The Pretender

I had a summer job that turned into a full-time gig. I was paid to be a mourner at funerals of the unpopular. I was good at it. Sometimes in groups, sometimes alone. Customers pay extra for ones who mourn convincingly—so I learned to bring myself to tears on command. I'd squeeze my eyes shut and think about the imminence of death, about the torture of innocents, about my loved ones suffering at the hands of the wicked. What really did it for me, though, was thinking of this one movie about a woman with unfulfilled dreams, who realized too late that she wanted more from life than she'd gotten.

One day I was hired by a man to mourn his dead wife. When I got there, I was surprised to find the funeral well attended, mostly by the woman's family. "How dare you show your face in here," the husband said, his face as fat and pink as a cloud. "She never loved you. She only used you," he said. His anger was so authentic, I was almost caught in the fog of his emotion. He would have done well as a mourner. I turned around and walked out of the church. "She was a pretender," the man shouted. "She fooled the both of us."

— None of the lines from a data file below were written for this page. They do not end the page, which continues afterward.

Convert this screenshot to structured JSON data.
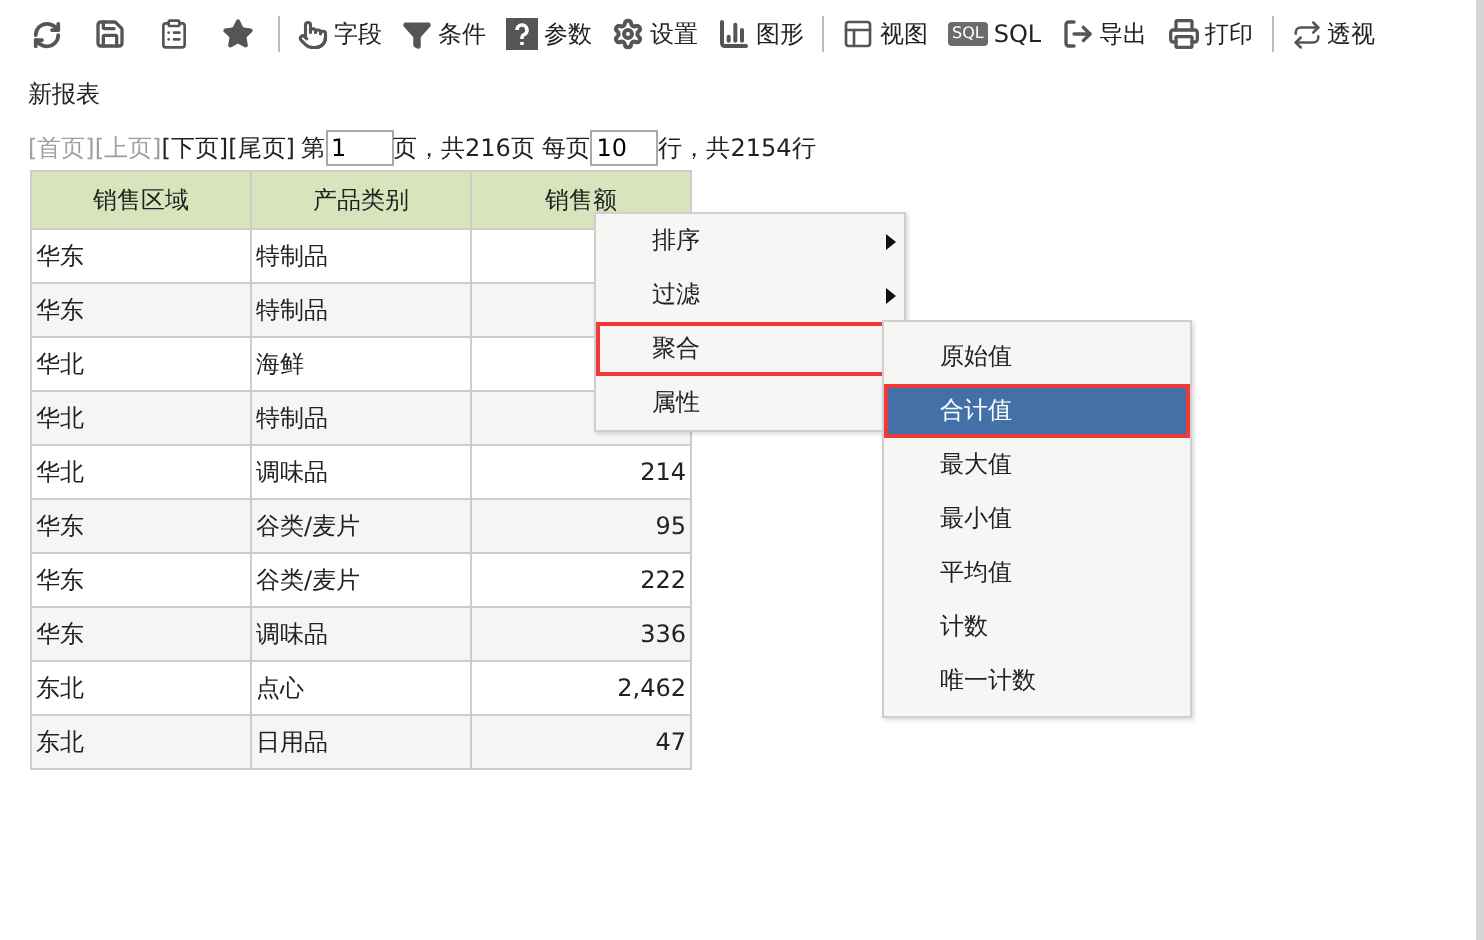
{
  "toolbar": [
    {
      "buttons": [
        {
          "kind": "icon"
        },
        {
          "kind": "icon"
        },
        {
          "kind": "icon"
        },
        {
          "kind": "icon"
        }
      ]
    },
    {
      "buttons": [
        {
          "label": "字段"
        },
        {
          "label": "条件"
        },
        {
          "label": "参数"
        },
        {
          "label": "设置"
        },
        {
          "label": "图形"
        }
      ]
    },
    {
      "buttons": [
        {
          "label": "视图"
        },
        {
          "label": "SQL",
          "icon_text": "SQL"
        },
        {
          "label": "导出"
        },
        {
          "label": "打印"
        }
      ]
    },
    {
      "buttons": [
        {
          "label": "透视"
        }
      ]
    }
  ],
  "report_title": "新报表",
  "pager": {
    "links": [
      {
        "label": "[首页]",
        "disabled": true
      },
      {
        "label": "[上页]",
        "disabled": true
      },
      {
        "label": "[下页]",
        "disabled": false
      },
      {
        "label": "[尾页]",
        "disabled": false
      }
    ],
    "page_prefix": "第",
    "page_value": "1",
    "page_suffix": "页，共216页 每页",
    "size_value": "10",
    "size_suffix": "行，共2154行"
  },
  "table": {
    "columns": [
      "销售区域",
      "产品类别",
      "销售额"
    ],
    "rows": [
      {
        "region": "华东",
        "category": "特制品"
      },
      {
        "region": "华东",
        "category": "特制品"
      },
      {
        "region": "华北",
        "category": "海鲜"
      },
      {
        "region": "华北",
        "category": "特制品"
      },
      {
        "region": "华北",
        "category": "调味品",
        "amount": "214"
      },
      {
        "region": "华东",
        "category": "谷类/麦片",
        "amount": "95"
      },
      {
        "region": "华东",
        "category": "谷类/麦片",
        "amount": "222"
      },
      {
        "region": "华东",
        "category": "调味品",
        "amount": "336"
      },
      {
        "region": "东北",
        "category": "点心",
        "amount": "2,462"
      },
      {
        "region": "东北",
        "category": "日用品",
        "amount": "47"
      }
    ]
  },
  "context_menu": {
    "items": [
      {
        "label": "排序",
        "has_submenu": true,
        "outlined": false
      },
      {
        "label": "过滤",
        "has_submenu": true,
        "outlined": false
      },
      {
        "label": "聚合",
        "outlined": true
      },
      {
        "label": "属性",
        "outlined": false
      }
    ]
  },
  "submenu": {
    "items": [
      {
        "label": "原始值",
        "selected": false,
        "outlined": false
      },
      {
        "label": "合计值",
        "selected": true,
        "outlined": true
      },
      {
        "label": "最大值",
        "selected": false,
        "outlined": false
      },
      {
        "label": "最小值",
        "selected": false,
        "outlined": false
      },
      {
        "label": "平均值",
        "selected": false,
        "outlined": false
      },
      {
        "label": "计数",
        "selected": false,
        "outlined": false
      },
      {
        "label": "唯一计数",
        "selected": false,
        "outlined": false
      }
    ]
  }
}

Phong Nguyen is the author of the novel Bronze Drum, as well as four other books of fiction. He is the Miller Family Endowed Professor in Writing and Literature at the University of Missouri.